━━ Information given ━━

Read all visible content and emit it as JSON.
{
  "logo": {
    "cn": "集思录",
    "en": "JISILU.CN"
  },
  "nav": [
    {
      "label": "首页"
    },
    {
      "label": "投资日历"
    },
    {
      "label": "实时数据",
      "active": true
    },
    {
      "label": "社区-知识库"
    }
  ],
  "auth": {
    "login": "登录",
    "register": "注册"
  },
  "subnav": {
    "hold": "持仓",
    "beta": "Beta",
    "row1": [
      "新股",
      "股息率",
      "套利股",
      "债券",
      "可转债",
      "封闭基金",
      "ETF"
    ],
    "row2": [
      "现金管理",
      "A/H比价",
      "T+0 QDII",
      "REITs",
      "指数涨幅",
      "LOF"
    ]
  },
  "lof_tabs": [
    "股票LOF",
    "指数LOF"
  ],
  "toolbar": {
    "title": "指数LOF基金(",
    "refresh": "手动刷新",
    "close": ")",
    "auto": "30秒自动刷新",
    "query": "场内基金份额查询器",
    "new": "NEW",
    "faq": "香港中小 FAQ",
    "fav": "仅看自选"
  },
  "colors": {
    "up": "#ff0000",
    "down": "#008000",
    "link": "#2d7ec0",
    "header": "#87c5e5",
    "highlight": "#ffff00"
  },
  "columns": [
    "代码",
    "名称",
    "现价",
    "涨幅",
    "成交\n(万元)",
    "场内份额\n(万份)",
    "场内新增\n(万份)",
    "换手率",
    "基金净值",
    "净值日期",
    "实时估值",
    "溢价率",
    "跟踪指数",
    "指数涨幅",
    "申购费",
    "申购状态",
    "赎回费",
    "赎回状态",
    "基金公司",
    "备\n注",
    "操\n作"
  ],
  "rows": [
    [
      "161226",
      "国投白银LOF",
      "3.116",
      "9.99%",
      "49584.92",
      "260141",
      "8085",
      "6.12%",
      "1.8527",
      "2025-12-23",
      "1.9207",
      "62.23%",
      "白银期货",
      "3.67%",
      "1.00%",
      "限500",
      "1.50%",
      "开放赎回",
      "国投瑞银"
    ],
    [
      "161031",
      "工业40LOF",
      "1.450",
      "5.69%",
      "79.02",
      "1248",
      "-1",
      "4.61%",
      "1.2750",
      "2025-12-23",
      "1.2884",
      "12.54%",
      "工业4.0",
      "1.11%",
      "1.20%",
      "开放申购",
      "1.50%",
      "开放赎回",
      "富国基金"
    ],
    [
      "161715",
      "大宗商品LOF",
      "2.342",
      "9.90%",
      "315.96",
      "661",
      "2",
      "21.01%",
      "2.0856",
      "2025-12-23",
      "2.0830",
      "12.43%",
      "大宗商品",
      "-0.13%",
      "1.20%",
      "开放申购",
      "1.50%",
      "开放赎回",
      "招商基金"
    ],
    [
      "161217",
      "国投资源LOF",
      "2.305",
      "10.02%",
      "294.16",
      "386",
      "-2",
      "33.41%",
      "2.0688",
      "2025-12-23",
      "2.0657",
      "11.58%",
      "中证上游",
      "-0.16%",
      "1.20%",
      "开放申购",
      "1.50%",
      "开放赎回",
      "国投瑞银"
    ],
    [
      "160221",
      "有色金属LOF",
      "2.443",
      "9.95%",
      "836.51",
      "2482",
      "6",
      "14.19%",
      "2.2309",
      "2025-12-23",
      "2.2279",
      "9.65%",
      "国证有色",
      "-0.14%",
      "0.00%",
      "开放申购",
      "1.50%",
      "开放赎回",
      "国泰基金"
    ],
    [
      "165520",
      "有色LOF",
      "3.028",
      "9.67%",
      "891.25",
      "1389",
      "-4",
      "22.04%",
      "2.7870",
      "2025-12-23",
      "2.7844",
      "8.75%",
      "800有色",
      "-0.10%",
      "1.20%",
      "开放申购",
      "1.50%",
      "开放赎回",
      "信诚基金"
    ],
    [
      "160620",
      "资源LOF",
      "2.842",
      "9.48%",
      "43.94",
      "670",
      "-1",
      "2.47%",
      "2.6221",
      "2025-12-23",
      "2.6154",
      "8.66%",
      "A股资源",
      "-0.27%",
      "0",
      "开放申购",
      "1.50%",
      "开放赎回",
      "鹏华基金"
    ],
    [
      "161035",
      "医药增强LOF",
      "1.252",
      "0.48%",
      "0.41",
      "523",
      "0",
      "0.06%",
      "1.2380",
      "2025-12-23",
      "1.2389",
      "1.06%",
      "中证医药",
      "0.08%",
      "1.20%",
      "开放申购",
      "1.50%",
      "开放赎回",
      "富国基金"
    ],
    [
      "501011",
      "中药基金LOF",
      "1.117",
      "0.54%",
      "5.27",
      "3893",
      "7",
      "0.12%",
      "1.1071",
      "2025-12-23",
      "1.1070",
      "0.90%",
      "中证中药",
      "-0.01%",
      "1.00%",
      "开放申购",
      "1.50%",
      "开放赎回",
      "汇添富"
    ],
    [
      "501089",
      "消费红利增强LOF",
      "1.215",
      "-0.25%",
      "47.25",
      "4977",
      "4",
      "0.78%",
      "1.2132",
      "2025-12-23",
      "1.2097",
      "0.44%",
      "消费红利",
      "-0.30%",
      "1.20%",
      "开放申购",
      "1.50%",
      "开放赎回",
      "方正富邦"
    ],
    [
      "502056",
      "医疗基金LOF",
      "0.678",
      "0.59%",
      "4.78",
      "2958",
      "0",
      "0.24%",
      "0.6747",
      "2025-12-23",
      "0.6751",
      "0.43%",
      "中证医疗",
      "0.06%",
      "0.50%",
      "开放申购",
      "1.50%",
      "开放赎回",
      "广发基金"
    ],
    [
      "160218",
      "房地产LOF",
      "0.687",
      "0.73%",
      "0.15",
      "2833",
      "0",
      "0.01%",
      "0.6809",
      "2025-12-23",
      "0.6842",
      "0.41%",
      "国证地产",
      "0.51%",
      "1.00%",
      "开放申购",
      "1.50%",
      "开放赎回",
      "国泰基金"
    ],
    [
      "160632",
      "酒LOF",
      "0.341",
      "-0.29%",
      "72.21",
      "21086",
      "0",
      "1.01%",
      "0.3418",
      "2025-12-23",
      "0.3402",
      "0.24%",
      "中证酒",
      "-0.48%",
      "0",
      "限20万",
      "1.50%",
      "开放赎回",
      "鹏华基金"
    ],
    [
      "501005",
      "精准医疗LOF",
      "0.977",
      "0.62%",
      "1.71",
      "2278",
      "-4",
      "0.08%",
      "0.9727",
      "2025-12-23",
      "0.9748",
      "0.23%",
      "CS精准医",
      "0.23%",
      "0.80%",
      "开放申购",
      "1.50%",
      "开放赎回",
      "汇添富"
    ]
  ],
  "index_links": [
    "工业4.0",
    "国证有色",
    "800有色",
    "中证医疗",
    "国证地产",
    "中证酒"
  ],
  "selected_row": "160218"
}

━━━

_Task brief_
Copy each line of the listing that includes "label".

_Problem solution_
      "label": "首页"
      "label": "投资日历"
      "label": "实时数据",
      "label": "社区-知识库"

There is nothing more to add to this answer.